### [Task objective]
Reproduce every entry precisely as written.

### [Material for the task]
* * * * * * *
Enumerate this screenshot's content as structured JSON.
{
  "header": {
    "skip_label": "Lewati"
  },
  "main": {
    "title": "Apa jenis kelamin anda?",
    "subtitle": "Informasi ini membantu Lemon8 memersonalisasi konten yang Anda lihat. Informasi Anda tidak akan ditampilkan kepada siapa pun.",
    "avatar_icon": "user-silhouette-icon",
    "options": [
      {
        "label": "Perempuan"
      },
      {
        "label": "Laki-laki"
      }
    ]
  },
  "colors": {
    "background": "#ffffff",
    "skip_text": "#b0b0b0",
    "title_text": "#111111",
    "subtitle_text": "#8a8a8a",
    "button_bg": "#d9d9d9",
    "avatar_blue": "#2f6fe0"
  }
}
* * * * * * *
### [Solution to the exercise]
Enumerate this screenshot's content as structured JSON.
{
  "header": {
    "skip_label": "Lewati"
  },
  "main": {
    "title": "Apa jenis kelamin anda?",
    "subtitle": "Informasi ini membantu Lemon8 memersonalisasi konten yang Anda lihat. Informasi Anda tidak akan ditampilkan kepada siapa pun.",
    "avatar_icon": "user-silhouette-icon",
    "options": [
      {
        "label": "Perempuan"
      },
      {
        "label": "Laki-laki"
      }
    ]
  },
  "colors": {
    "background": "#ffffff",
    "skip_text": "#b0b0b0",
    "title_text": "#111111",
    "subtitle_text": "#8a8a8a",
    "button_bg": "#d9d9d9",
    "avatar_blue": "#2f6fe0"
  }
}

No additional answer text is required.